◆ Try it: In the records below, tally the lines that contain the word "expanded" and give only that number.
%%
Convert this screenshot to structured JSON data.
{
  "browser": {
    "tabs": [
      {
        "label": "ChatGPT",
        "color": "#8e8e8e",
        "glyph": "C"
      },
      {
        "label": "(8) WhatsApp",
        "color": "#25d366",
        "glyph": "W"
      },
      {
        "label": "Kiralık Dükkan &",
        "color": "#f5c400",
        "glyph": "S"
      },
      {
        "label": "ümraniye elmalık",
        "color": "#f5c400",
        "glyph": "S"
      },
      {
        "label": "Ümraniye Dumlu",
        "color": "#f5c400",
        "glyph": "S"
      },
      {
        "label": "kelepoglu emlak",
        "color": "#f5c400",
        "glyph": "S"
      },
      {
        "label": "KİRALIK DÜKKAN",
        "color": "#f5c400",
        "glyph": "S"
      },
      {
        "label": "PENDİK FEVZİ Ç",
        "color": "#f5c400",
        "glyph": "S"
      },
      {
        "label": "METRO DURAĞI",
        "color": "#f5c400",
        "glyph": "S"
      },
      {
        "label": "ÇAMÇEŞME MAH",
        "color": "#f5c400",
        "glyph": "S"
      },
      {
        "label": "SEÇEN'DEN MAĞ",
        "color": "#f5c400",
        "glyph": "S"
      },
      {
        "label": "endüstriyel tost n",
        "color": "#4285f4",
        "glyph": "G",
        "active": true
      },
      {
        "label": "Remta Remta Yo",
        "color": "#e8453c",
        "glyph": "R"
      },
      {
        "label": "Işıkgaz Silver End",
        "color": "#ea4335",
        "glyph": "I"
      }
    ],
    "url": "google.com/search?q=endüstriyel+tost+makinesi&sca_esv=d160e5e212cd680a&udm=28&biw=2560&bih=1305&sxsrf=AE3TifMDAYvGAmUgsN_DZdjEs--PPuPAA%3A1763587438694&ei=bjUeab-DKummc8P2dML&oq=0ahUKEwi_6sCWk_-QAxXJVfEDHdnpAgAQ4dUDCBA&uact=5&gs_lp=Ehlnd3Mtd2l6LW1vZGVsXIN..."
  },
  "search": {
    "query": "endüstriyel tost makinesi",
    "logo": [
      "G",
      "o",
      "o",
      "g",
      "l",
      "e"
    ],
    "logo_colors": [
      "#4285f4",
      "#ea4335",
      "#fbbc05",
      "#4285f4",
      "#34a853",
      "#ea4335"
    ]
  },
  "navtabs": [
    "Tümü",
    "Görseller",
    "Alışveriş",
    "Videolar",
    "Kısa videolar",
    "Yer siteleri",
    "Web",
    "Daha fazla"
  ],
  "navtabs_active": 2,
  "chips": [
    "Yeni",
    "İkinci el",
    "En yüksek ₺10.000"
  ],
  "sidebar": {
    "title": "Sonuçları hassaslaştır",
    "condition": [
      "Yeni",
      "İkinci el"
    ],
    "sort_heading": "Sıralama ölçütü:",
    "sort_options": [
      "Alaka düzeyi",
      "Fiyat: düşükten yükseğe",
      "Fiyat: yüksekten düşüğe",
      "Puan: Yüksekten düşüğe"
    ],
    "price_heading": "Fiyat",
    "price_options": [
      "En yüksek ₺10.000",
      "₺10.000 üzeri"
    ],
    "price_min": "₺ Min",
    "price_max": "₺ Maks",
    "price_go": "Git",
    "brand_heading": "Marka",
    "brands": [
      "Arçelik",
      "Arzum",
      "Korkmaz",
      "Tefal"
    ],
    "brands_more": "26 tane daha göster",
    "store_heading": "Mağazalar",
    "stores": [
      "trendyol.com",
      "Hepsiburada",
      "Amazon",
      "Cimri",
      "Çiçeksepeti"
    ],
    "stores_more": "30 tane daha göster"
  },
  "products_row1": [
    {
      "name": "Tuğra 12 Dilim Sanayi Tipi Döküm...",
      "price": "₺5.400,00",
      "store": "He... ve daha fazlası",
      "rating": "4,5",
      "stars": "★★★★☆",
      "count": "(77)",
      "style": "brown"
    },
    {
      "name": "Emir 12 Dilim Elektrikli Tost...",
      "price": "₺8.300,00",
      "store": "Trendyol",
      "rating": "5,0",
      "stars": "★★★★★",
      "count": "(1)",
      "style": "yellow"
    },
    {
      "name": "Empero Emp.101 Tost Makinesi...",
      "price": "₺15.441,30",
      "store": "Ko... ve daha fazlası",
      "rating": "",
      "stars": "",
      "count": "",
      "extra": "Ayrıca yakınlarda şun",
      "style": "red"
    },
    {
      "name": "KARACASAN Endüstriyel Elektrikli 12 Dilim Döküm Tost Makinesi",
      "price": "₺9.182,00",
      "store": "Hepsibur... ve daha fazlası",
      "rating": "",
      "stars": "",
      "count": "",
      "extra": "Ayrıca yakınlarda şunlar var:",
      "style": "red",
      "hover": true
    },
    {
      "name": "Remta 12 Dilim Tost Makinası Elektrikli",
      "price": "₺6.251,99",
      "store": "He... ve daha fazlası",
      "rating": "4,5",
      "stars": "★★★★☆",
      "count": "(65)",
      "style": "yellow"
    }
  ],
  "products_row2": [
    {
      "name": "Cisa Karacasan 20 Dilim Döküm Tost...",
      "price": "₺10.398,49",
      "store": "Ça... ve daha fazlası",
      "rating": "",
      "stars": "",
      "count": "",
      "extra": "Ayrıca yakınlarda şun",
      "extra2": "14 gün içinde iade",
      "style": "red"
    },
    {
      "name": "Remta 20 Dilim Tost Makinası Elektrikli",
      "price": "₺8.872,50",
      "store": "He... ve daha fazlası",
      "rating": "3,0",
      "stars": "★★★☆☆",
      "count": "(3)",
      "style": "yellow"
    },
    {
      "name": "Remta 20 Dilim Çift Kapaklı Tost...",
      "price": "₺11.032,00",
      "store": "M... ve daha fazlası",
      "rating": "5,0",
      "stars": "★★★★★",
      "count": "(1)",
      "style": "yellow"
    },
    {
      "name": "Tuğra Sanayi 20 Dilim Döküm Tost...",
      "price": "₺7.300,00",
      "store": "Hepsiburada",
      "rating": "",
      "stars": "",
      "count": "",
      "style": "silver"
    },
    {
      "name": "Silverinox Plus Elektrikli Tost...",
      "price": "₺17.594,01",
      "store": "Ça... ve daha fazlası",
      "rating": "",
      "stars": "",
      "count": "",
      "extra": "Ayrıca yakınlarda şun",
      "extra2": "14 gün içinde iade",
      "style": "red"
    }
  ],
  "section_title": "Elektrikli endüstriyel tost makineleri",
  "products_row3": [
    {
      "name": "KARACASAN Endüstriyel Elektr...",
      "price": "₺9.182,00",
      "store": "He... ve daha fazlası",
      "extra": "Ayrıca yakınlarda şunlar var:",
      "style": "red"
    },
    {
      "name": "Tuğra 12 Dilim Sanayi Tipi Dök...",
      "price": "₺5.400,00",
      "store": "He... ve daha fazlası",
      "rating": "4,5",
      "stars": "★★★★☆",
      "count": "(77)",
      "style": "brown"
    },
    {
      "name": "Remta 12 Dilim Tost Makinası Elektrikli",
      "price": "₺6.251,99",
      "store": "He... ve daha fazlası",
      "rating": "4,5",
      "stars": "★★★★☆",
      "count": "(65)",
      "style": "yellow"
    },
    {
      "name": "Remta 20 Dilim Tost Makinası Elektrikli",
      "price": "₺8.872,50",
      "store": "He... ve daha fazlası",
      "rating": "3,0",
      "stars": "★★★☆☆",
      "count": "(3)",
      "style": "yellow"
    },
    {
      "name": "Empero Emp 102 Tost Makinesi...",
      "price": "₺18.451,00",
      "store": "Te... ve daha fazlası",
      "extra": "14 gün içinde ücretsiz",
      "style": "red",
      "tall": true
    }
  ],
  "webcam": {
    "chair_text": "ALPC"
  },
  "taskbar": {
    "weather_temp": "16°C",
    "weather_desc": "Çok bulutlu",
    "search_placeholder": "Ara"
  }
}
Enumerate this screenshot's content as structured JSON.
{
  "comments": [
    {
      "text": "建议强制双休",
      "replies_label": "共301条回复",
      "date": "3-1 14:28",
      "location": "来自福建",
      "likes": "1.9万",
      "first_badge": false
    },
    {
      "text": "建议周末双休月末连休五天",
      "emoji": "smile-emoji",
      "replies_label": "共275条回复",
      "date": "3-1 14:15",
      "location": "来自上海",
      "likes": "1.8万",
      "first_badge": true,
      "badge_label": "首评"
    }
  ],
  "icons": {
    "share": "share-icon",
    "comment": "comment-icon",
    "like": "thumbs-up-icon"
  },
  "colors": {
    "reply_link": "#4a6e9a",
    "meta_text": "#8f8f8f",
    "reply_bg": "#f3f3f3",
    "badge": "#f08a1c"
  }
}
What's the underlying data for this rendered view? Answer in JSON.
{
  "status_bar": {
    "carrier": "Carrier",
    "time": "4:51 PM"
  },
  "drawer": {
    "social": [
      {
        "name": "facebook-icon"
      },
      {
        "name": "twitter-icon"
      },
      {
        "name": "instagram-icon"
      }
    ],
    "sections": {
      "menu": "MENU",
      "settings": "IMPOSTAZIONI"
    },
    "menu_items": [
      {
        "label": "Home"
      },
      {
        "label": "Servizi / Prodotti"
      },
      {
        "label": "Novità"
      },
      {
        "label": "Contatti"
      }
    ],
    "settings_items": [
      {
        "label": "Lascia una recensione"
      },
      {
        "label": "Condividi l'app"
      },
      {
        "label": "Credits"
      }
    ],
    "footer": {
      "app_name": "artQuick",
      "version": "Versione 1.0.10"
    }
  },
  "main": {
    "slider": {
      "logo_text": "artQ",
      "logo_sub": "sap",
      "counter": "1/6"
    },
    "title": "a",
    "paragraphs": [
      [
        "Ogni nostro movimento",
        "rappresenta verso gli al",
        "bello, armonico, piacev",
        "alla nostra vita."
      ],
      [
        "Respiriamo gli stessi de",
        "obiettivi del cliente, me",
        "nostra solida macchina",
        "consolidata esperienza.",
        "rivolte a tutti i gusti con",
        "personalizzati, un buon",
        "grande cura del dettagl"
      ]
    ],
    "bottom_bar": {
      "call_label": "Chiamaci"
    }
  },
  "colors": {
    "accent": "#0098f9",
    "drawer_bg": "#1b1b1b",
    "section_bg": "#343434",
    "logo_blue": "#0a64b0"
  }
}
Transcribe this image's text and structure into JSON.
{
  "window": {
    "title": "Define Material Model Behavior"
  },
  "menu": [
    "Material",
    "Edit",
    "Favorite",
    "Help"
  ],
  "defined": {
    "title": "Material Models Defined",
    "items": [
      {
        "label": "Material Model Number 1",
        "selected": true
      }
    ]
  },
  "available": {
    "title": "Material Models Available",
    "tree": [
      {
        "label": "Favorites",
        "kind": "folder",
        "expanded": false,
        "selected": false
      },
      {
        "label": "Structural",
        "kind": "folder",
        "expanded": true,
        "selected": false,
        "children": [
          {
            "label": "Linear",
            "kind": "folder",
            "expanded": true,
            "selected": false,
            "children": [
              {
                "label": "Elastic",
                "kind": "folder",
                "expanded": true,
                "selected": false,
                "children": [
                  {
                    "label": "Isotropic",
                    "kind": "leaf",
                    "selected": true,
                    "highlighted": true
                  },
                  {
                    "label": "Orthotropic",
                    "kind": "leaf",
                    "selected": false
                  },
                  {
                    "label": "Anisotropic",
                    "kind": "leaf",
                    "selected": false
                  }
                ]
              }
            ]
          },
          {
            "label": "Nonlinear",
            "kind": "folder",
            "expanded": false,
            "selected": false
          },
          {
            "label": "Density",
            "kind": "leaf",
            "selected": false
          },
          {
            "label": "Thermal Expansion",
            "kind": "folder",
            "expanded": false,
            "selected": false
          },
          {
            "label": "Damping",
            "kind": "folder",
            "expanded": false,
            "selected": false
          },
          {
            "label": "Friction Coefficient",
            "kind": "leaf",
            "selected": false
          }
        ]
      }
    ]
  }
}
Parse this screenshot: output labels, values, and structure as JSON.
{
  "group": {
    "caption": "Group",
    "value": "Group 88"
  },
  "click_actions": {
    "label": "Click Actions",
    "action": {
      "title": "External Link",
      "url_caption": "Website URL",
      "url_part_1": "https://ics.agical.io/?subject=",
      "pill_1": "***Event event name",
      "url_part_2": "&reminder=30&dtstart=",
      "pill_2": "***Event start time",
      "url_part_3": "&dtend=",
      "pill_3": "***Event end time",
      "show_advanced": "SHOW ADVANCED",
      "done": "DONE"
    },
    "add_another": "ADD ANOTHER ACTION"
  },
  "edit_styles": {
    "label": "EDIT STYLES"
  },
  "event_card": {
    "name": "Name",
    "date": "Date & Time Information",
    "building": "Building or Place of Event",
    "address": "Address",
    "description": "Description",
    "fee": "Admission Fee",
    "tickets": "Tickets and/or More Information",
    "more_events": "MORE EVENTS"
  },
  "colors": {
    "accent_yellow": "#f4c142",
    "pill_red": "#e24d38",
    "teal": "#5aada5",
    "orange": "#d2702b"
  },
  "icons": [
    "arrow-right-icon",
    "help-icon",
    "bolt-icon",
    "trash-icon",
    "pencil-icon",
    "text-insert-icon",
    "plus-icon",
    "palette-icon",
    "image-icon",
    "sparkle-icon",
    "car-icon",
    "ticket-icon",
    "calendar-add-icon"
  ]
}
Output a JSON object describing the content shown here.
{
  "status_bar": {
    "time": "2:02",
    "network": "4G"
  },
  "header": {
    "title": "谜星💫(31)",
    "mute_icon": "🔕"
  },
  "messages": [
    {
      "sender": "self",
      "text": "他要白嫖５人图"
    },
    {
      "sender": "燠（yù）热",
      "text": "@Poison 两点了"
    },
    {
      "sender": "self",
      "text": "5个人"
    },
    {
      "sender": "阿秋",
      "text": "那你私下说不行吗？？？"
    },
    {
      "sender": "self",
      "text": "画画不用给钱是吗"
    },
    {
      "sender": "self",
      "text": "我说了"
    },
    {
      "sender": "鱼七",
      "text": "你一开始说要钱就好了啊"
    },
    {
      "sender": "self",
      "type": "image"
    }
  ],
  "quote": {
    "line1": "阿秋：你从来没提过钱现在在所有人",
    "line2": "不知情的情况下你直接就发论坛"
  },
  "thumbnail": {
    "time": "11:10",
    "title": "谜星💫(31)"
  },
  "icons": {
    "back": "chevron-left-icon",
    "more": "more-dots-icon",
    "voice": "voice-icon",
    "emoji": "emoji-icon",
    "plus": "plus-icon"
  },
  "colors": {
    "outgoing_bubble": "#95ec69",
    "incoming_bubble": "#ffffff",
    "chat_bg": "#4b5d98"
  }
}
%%
◆ Solution for this problem: 7